Monday, August 20, 2012

Metro-North Proposal Spurs a New Kind of Bronx Cheer

Metro-North's proposal for four new stations seen as the most important transportation investment in the Bronx since construction of the subways during the early 20th century, and will give the area a big economic boost. The expected $350 million price tag will be a mere drop in the transit bucket when compared with the Second Avenue subway's $5.3 billion tab, and the $2 billion being spent extend the No. 7 train merely one-stop further.

Co-op City, the sprawling cooperative apartment complex in the east Bronx with 35 high-rises, assorted townhouses and more than 60,000 residents, has always been tough to get to by train.

There is the No. 5 or No. 6 subway, but their closest stops are nearly a 20-minute bus ride away, and though there is also an express bus from midtown, its scheduled 45-minute run is seldom achieved. On a bad day, or if you get stuck during rush hour, you can forget it.

Residents are so excited about news that Metro-North is close to approving construction of a Co-op City station. Not surprisingly, the board, shortly after being briefed on the plan by railroad officials, quickly passed a resolution supporting the project.

The response in three other east Bronx neighborhoods that could also get stations has also been enthusiastic, and with good reason. The idea of adding stations along the Amtrak line that runs out of Penn Station and links up with Metro-North's New Haven line in New Rochelle has been a dream of many for years. Only recently, however, pushed by Borough President Ruben Diaz Jr. and others, has the idea really gathered steam.

In the Bronx, the potential benefits loom large. Just last month, in a formal pitch to the City Council Transportation Committee, the borough president pronounced the plan to be the "most important transportation investment in the Bronx since construction of the subways during the early 20th century."

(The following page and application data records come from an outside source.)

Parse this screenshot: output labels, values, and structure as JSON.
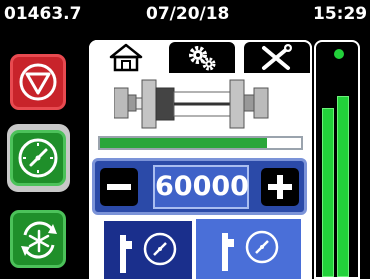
{
  "header": {
    "counter": "01463.7",
    "date": "07/20/18",
    "time": "15:29"
  },
  "sidebar": {
    "stop_icon": "stop-icon",
    "mode_icon": "gauge-icon",
    "defrost_icon": "defrost-icon"
  },
  "tabs": [
    {
      "id": "home",
      "icon": "home-icon",
      "active": true
    },
    {
      "id": "settings",
      "icon": "gears-icon",
      "active": false
    },
    {
      "id": "tools",
      "icon": "tools-icon",
      "active": false
    }
  ],
  "progress": {
    "fraction": 0.83,
    "color": "#2aa63a"
  },
  "stepper": {
    "value": "60000",
    "minus_icon": "minus-icon",
    "plus_icon": "plus-icon"
  },
  "modes": [
    {
      "icon": "valve-gauge-icon",
      "selected": true
    },
    {
      "icon": "valve-gauge-icon",
      "selected": false
    }
  ],
  "meter": {
    "levels": [
      0.72,
      0.77
    ],
    "status_color": "#22d13a"
  }
}
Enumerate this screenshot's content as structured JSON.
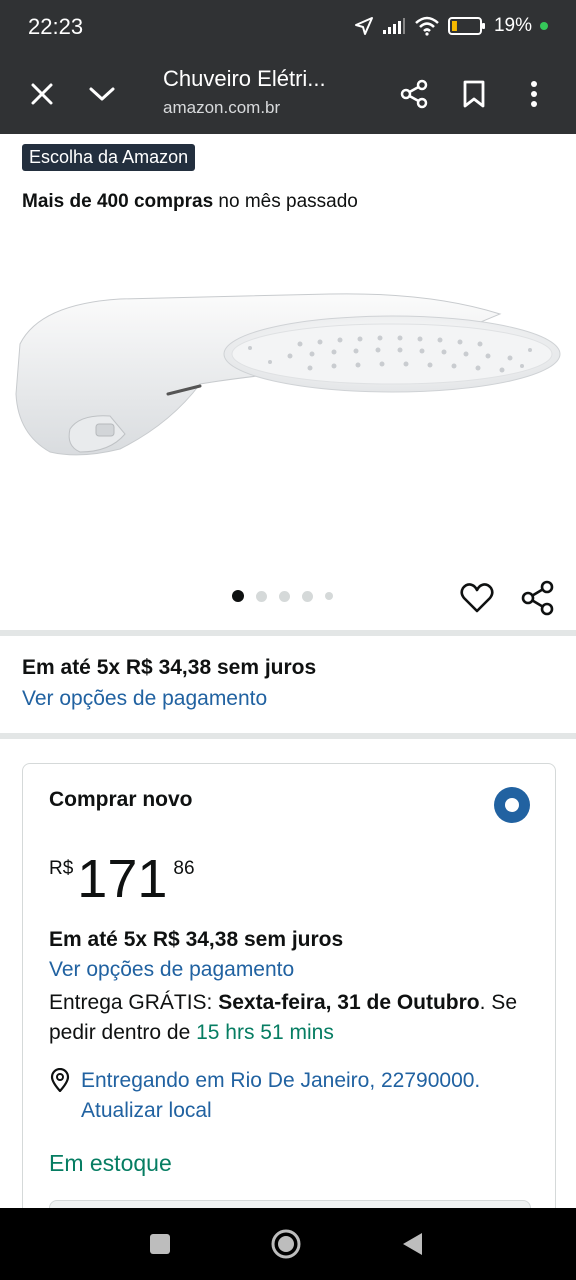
{
  "status_bar": {
    "time": "22:23",
    "battery_text": "19%",
    "battery_level": 0.19,
    "icons": [
      "location-arrow-icon",
      "signal-icon",
      "wifi-icon",
      "battery-icon"
    ]
  },
  "browser": {
    "title": "Chuveiro Elétri...",
    "domain": "amazon.com.br",
    "icons": [
      "close-icon",
      "chevron-down-icon",
      "share-icon",
      "bookmark-icon",
      "more-vert-icon"
    ]
  },
  "product": {
    "badge": "Escolha da Amazon",
    "purchases_bold": "Mais de 400 compras",
    "purchases_rest": " no mês passado",
    "image_count": 5,
    "active_image": 1
  },
  "payment": {
    "installments": "Em até 5x R$ 34,38 sem juros",
    "options_link": "Ver opções de pagamento"
  },
  "buy_box": {
    "title": "Comprar novo",
    "currency": "R$",
    "price_whole": "171",
    "price_fraction": "86",
    "installments": "Em até 5x R$ 34,38 sem juros",
    "options_link": "Ver opções de pagamento",
    "delivery_prefix": "Entrega GRÁTIS: ",
    "delivery_date": "Sexta-feira, 31 de Outubro",
    "delivery_mid": ". Se pedir dentro de ",
    "delivery_countdown": "15 hrs 51 mins",
    "location": "Entregando em Rio De Janeiro, 22790000. Atualizar local",
    "stock": "Em estoque"
  },
  "colors": {
    "link": "#2162a1",
    "green": "#067d62",
    "badge_bg": "#232f3e",
    "chrome_bg": "#303234"
  }
}
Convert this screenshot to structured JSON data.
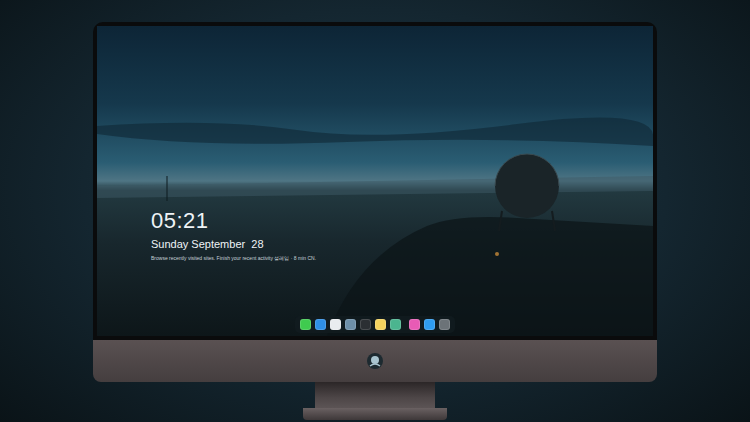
{
  "lock_screen": {
    "time": "05:21",
    "date": "Sunday September  28",
    "status": "Browse recently visited sites. Finish your recent activity 설레임 · 8 min CN."
  },
  "dock": {
    "apps": [
      {
        "color": "#3fcb4f"
      },
      {
        "color": "#2f8fe6"
      },
      {
        "color": "#e9ecef"
      },
      {
        "color": "#6d8fa8"
      },
      {
        "color": "#2b2f33"
      },
      {
        "color": "#f4d35e"
      },
      {
        "color": "#4bb58f"
      }
    ],
    "recent": [
      {
        "color": "#e85bb5"
      },
      {
        "color": "#2f9cf0"
      },
      {
        "color": "#6c7378"
      }
    ]
  }
}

His speech came less than a year after Metro-North submitted an environmental assessment to the Federal Transit Administration on the possibility of adding stops in Co-op City, Morris Park, Parkchester and Hunts Point—a project that also has the appeal of being relatively cheap. The total cost is expected to be about $350 million, a mere drop in the transit bucket compared with the Second Avenue subway's $5.3 billion tab and the $2 billion being spent merely to extend the No. 7 train a bit deeper into the West Side.

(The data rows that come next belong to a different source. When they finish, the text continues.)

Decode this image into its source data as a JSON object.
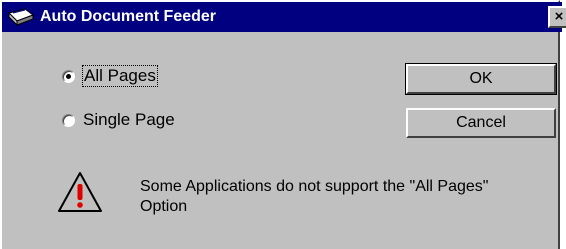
{
  "window": {
    "title": "Auto Document Feeder",
    "close_glyph": "×",
    "app_icon": "scanner-icon",
    "title_bar_color": "#000080"
  },
  "options": {
    "all_pages_label": "All Pages",
    "single_page_label": "Single Page",
    "selected": "All Pages"
  },
  "buttons": {
    "ok_label": "OK",
    "cancel_label": "Cancel"
  },
  "warning": {
    "icon": "warning-icon",
    "message": "Some Applications do not support the \"All Pages\" Option"
  }
}
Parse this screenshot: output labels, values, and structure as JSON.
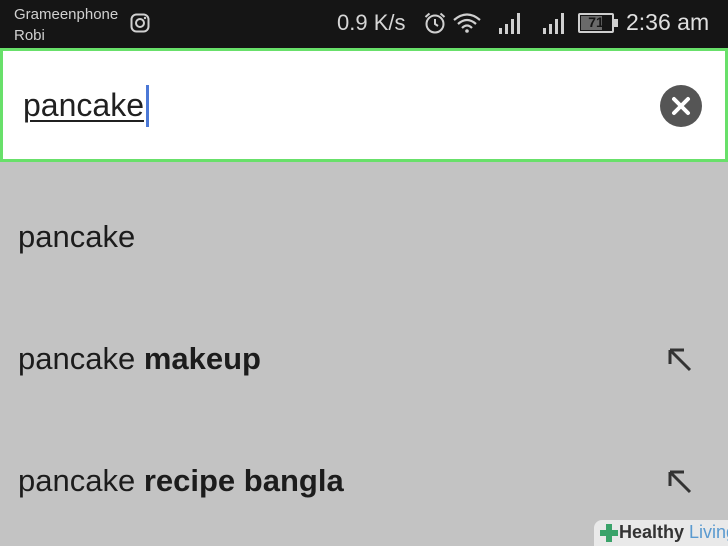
{
  "status_bar": {
    "carrier_line1": "Grameenphone",
    "carrier_line2": "Robi",
    "speed": "0.9 K/s",
    "battery_level": "71",
    "battery_fraction": 0.71,
    "time": "2:36 am",
    "icons": [
      "instagram-icon",
      "alarm-icon",
      "wifi-icon",
      "signal-icon",
      "signal-icon",
      "battery-icon"
    ]
  },
  "search": {
    "value": "pancake",
    "clear_icon": "close-icon",
    "border_color": "#68e06a",
    "caret_color": "#4b78d6"
  },
  "suggestions": [
    {
      "prefix": "pancake",
      "suffix": "",
      "has_fill_arrow": false
    },
    {
      "prefix": "pancake ",
      "suffix": "makeup",
      "has_fill_arrow": true
    },
    {
      "prefix": "pancake ",
      "suffix": "recipe bangla",
      "has_fill_arrow": true
    }
  ],
  "watermark": {
    "part1": "Healthy",
    "part2": " Living"
  }
}
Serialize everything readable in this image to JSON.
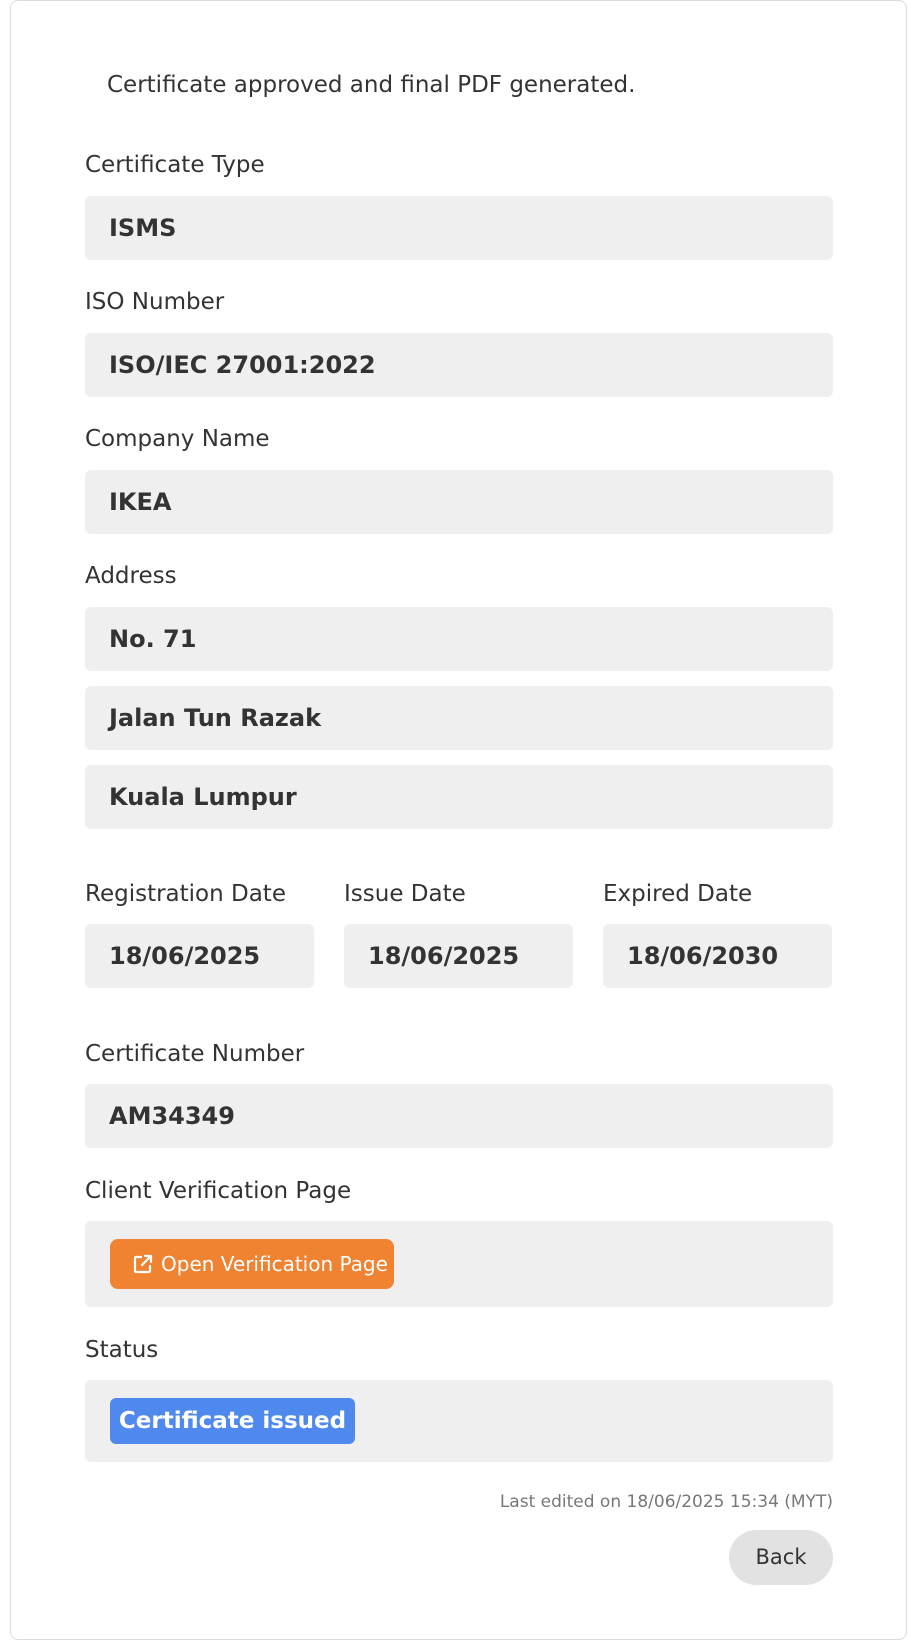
{
  "message": "Certificate approved and final PDF generated.",
  "certificate_type": {
    "label": "Certificate Type",
    "value": "ISMS"
  },
  "iso_number": {
    "label": "ISO Number",
    "value": "ISO/IEC 27001:2022"
  },
  "company_name": {
    "label": "Company Name",
    "value": "IKEA"
  },
  "address": {
    "label": "Address",
    "lines": [
      "No. 71",
      "Jalan Tun Razak",
      "Kuala Lumpur"
    ]
  },
  "dates": {
    "registration": {
      "label": "Registration Date",
      "value": "18/06/2025"
    },
    "issue": {
      "label": "Issue Date",
      "value": "18/06/2025"
    },
    "expired": {
      "label": "Expired Date",
      "value": "18/06/2030"
    }
  },
  "certificate_number": {
    "label": "Certificate Number",
    "value": "AM34349"
  },
  "verification": {
    "label": "Client Verification Page",
    "button_label": "Open Verification Page",
    "button_icon": "external-link-icon",
    "button_color": "#f08332"
  },
  "status": {
    "label": "Status",
    "badge": "Certificate issued",
    "badge_color": "#5089ee"
  },
  "last_edited": "Last edited on 18/06/2025 15:34 (MYT)",
  "back_label": "Back"
}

What's more, the new stations in the Bronx would not just make life easier for residents in places like Co-op City. The proposed Morris Park station would be located just a few blocks from four major hospitals: Montefiore Medical Center, the Albert Einstein College of Medicine, Jacobi Medical Center and Calvary Hospital.

Montefiore alone employs 17,500 people, a third of whom commute from outside the Bronx. It also draws nearly a half-million patients and countless family members and friends each year.

Another stop down the line, the station at Hunts Point would ease access to the sprawling Hunts Point Terminal Market, the largest food distribution center on the East Coast. The market is currently served by the No. 6 train, which has a stop a half-mile away.

"I think it's a fabulous idea," said Myra Gordon, executive administrative director at the Hunts Point Produce Market, pointing out, there are about 600 small businesses on the Hunts Point peninsula, all of which could benefit from easier access for customers and employees. The produce market has roughly 7,000 employees, a third of whom commute from beyond the Bronx.

In fact, according to Metropolitan Transportation Authority data, the Bronx has the highest reverse-commute rate in the country, with people streaming out of the city's only mainland borough to suburban locales in Westchester and Connecticut.

"This is a vastly underserved area," said Jim Cameron, chair of the Connecticut Rail Commuter Council. "There are jobs here that are going wanting that could easily be filled by people who live in the Bronx if they could get here easily and affordably."

Talk to most public officials, and the new project seems like a slam-dunk.

"This is such a big bang for your buck," a Metro-North spokesperson said. "The tracks are already there, all you'd have to do is build the stations and purchase a few locomotives."

Unfortunately, there is one other piece of the puzzle that must be put in place first—and it is a big one. The plan is for the new trains to run all the way to Penn Station, which cannot happen until the $8 billion-and-counting East Side Access project is finished in 2018, at the earliest.

In the meantime, Kellie Terry-Sepulveda, executive director of the Point Community Development Corp., while delighted about the stop, is worried nonetheless that its arrival could drive up local real estate prices and possibly drive out small business owners.

"I challenge us to figure out how this will help people who are renters and not owners," she said. "I'm hoping it will be carefully addressed."